=== Begin Enclosure ===

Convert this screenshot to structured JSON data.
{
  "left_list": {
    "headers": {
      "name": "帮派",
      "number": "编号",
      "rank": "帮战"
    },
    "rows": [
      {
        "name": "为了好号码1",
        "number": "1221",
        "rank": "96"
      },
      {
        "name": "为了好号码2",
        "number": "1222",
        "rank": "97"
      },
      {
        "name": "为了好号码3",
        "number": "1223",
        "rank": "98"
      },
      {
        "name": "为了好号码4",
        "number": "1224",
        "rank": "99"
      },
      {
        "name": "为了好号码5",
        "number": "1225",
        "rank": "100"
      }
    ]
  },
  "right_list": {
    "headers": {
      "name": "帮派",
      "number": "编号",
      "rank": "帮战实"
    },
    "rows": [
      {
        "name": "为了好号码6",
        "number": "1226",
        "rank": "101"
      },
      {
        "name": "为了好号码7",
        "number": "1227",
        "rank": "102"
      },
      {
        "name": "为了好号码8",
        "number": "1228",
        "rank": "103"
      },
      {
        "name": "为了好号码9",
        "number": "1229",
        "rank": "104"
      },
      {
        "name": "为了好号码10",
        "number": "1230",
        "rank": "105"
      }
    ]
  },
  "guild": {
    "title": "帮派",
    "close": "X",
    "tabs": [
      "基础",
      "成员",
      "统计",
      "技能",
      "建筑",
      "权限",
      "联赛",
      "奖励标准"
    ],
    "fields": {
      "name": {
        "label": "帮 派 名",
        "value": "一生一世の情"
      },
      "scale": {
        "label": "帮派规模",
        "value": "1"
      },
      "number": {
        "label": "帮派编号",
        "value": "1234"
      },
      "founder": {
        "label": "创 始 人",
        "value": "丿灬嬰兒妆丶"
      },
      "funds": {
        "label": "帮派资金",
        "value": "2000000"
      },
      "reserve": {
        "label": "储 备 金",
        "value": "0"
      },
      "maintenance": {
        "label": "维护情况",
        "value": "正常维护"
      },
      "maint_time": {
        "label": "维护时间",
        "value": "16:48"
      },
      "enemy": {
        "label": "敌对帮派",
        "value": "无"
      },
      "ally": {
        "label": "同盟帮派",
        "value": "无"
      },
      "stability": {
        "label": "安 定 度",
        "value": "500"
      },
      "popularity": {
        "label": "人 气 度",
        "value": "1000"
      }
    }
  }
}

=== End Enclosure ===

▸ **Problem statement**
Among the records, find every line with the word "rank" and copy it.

▸ **Output of the task**
      "rank": "帮战"
        "rank": "96"
        "rank": "97"
        "rank": "98"
        "rank": "99"
        "rank": "100"
      "rank": "帮战实"
        "rank": "101"
        "rank": "102"
        "rank": "103"
        "rank": "104"
        "rank": "105"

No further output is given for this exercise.